## [PROBLEM TO SOLVE]
Everything except the pictures should be printed exactly as it appears in the records.

## [DATASET RECORDS]
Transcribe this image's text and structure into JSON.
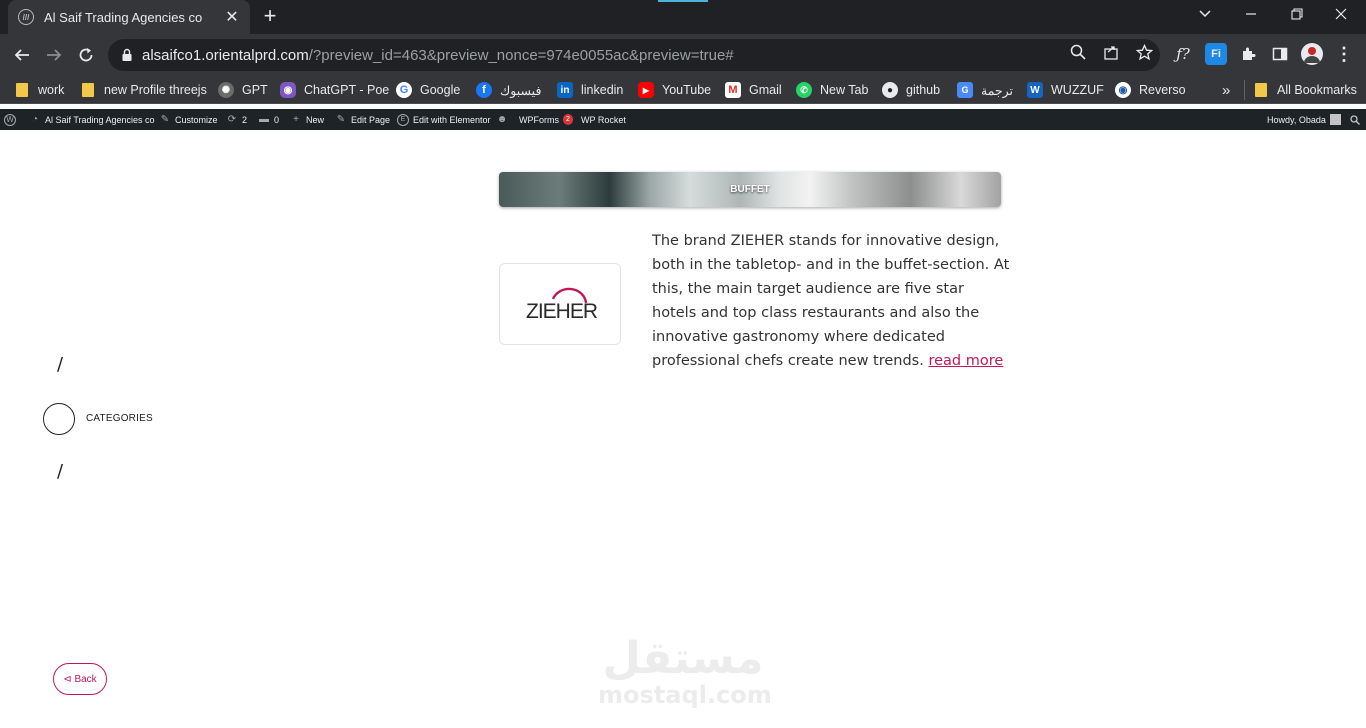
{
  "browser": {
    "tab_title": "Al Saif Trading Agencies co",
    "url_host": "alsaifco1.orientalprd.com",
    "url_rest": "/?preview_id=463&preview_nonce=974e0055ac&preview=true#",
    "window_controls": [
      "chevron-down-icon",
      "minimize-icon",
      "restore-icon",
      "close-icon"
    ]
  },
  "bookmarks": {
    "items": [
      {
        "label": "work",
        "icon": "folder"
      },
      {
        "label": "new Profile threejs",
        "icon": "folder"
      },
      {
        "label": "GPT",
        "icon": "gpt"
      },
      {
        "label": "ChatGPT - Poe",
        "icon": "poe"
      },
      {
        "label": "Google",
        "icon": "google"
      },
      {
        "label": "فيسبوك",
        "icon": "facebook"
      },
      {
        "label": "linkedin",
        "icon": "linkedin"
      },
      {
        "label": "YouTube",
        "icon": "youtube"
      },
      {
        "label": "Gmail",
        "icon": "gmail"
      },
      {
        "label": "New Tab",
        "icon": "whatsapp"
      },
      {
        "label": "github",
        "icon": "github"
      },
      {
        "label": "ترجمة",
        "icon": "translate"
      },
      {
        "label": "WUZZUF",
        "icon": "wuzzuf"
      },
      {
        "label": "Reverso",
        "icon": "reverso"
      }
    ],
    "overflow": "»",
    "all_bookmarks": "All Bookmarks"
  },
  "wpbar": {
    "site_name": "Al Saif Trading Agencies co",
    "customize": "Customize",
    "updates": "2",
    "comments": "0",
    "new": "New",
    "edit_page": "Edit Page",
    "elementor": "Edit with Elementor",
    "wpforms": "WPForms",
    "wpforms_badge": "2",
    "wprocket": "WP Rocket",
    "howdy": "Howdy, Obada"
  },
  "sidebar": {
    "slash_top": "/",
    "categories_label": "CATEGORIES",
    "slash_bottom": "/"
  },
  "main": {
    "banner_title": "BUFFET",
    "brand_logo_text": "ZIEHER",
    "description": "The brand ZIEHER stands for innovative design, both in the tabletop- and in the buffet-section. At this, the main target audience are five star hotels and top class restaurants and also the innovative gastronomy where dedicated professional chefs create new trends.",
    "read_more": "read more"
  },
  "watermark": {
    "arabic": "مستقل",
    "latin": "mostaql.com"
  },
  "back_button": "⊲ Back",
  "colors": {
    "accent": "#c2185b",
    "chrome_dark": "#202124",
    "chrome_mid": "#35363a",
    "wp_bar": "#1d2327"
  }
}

## [RESULT OF THE TASK]
Transcribe this image's text and structure into JSON.
{
  "browser": {
    "tab_title": "Al Saif Trading Agencies co",
    "url_host": "alsaifco1.orientalprd.com",
    "url_rest": "/?preview_id=463&preview_nonce=974e0055ac&preview=true#",
    "window_controls": [
      "chevron-down-icon",
      "minimize-icon",
      "restore-icon",
      "close-icon"
    ]
  },
  "bookmarks": {
    "items": [
      {
        "label": "work",
        "icon": "folder"
      },
      {
        "label": "new Profile threejs",
        "icon": "folder"
      },
      {
        "label": "GPT",
        "icon": "gpt"
      },
      {
        "label": "ChatGPT - Poe",
        "icon": "poe"
      },
      {
        "label": "Google",
        "icon": "google"
      },
      {
        "label": "فيسبوك",
        "icon": "facebook"
      },
      {
        "label": "linkedin",
        "icon": "linkedin"
      },
      {
        "label": "YouTube",
        "icon": "youtube"
      },
      {
        "label": "Gmail",
        "icon": "gmail"
      },
      {
        "label": "New Tab",
        "icon": "whatsapp"
      },
      {
        "label": "github",
        "icon": "github"
      },
      {
        "label": "ترجمة",
        "icon": "translate"
      },
      {
        "label": "WUZZUF",
        "icon": "wuzzuf"
      },
      {
        "label": "Reverso",
        "icon": "reverso"
      }
    ],
    "overflow": "»",
    "all_bookmarks": "All Bookmarks"
  },
  "wpbar": {
    "site_name": "Al Saif Trading Agencies co",
    "customize": "Customize",
    "updates": "2",
    "comments": "0",
    "new": "New",
    "edit_page": "Edit Page",
    "elementor": "Edit with Elementor",
    "wpforms": "WPForms",
    "wpforms_badge": "2",
    "wprocket": "WP Rocket",
    "howdy": "Howdy, Obada"
  },
  "sidebar": {
    "slash_top": "/",
    "categories_label": "CATEGORIES",
    "slash_bottom": "/"
  },
  "main": {
    "banner_title": "BUFFET",
    "brand_logo_text": "ZIEHER",
    "description": "The brand ZIEHER stands for innovative design, both in the tabletop- and in the buffet-section. At this, the main target audience are five star hotels and top class restaurants and also the innovative gastronomy where dedicated professional chefs create new trends.",
    "read_more": "read more"
  },
  "watermark": {
    "arabic": "مستقل",
    "latin": "mostaql.com"
  },
  "back_button": "⊲ Back",
  "colors": {
    "accent": "#c2185b",
    "chrome_dark": "#202124",
    "chrome_mid": "#35363a",
    "wp_bar": "#1d2327"
  }
}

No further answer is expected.